Fortunes in the oil and gas space can turn on a dime, and this year has been a dramatic illustration of this, with production falling by over 20% in a matter of months. Understanding current market dynamics requires understanding the ins and outs of data that is available, and today we will focus on historical production data. A key industry benchmark for US oil and gas production is the EIA 914 report, which publishes aggregate oil and gas production by state at the end of each month. Data in the report is lagged by a few months; the most recent report published on August 31 contained data for the month of June. Recent monthly production numbers in the report are estimated from survey data collected directly from a sample of oil and gas producers, which account for about 90% of production in Lower 48 states. The EIA then releases ‘final’ monthly values for the previous year each fall. Since there is a several-month gap in the EIA report, BTU Analytics fills the gap by analyzing other data sets in tandem such as daily gas flow samples, rig counts and well counts, and estimates present-day production as illustrated in the figure below. This outlook is published in our flagship Upstream Outlook report along with five-year forecasts.

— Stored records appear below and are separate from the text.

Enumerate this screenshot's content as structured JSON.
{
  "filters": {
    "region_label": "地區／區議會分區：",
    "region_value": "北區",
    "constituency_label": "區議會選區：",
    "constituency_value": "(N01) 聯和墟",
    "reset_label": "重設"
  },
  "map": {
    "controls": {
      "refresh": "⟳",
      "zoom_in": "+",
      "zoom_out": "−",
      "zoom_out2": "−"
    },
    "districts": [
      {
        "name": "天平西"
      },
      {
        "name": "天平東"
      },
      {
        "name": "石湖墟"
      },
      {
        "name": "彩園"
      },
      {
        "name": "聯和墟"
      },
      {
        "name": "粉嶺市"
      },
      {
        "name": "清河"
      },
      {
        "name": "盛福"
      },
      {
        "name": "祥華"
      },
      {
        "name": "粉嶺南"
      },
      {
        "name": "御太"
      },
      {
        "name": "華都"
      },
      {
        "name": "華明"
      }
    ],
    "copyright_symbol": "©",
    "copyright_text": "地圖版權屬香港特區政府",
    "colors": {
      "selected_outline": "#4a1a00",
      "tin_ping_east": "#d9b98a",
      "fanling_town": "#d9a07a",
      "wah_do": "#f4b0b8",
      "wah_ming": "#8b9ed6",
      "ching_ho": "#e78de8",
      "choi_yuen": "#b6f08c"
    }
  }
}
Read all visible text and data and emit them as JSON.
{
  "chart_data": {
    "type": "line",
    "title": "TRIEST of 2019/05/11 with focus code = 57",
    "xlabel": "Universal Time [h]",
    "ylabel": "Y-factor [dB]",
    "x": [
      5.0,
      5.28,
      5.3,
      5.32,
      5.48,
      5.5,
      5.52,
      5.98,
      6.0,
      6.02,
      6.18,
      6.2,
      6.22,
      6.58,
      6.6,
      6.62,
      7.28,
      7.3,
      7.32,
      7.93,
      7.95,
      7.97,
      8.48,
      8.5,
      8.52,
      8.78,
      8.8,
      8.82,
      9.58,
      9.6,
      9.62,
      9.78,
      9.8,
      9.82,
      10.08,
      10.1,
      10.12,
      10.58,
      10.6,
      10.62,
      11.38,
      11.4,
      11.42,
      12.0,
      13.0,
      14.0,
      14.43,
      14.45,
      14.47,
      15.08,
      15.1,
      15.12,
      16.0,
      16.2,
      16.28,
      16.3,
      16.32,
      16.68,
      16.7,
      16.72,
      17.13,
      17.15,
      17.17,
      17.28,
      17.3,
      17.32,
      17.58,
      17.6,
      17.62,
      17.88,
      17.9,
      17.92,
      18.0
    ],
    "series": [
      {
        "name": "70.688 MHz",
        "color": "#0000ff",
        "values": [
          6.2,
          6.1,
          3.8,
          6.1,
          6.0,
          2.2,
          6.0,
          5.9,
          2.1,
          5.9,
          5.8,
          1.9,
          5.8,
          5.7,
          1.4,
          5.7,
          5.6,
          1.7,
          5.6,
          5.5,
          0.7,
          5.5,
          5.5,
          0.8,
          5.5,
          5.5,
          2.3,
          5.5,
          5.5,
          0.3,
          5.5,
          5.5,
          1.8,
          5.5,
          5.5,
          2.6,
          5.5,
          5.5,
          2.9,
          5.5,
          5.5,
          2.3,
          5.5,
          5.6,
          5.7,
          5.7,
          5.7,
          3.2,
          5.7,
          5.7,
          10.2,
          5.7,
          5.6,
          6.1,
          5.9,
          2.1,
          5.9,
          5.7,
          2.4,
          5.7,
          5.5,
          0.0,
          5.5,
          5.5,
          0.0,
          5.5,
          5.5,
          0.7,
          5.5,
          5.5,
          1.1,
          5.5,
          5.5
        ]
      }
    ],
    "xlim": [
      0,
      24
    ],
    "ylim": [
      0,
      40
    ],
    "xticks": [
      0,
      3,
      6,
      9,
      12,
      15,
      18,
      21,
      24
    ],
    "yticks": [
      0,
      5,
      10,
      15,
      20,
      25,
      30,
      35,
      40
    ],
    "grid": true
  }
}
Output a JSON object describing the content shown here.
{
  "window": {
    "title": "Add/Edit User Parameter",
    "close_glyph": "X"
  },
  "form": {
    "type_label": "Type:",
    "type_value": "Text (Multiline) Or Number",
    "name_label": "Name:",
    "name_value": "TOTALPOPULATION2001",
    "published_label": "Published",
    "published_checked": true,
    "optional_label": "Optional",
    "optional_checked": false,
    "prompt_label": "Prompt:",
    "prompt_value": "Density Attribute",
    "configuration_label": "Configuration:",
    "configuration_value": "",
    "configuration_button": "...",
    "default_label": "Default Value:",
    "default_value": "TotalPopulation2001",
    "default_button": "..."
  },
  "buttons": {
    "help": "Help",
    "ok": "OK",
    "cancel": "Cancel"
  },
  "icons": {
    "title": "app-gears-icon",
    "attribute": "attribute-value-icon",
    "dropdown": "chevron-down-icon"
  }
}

EIA 914 data provides an aggregate state-level benchmark, but producing states also individually publish production data at a more granular well or lease level. This enables greater insight to be gleaned into production trends at a play level, as well as trends in specific well performance and type curves. BTU collects, cleans, standardizes, allocates production from a lease to a well level when necessary for certain states, and leverages this state-level data in our own internal analysis. BTU State Level Production is now available for clients. However, the timeliness of state-specific production data varies across states, and in many cases is even more lagged than what is seen from the EIA. An example is Texas, where BTU collects production data from the Texas Railroad Commission, which reports data at a lease level where a complete sample is lagged by over a year, and ‘pending’ data that brings the total production sample more current. However, the Texas production sample versus the EIA starts to fall off in April, as illustrated below.
To focus on transparency and give an understanding of how ‘complete’ each state production data sample is relative to the EIA benchmark, BTU State Level Production data available through the BTU View includes a link that explicitly provides a visualization of the relative completeness for each state versus EIA, as illustrated below. Most state’s production samples fall off the EIA by a few months, though there are states that are even more lagged, such as Oklahoma, and Ohio which only reports production data quarterly.
Understanding the details of the underlying data used in the analysis is critical to make informed calls and know where the risks and pitfalls lie. For access to state-level production data that we use every day in our own analysis with a focus on transparency, check out BTU State Level Production data.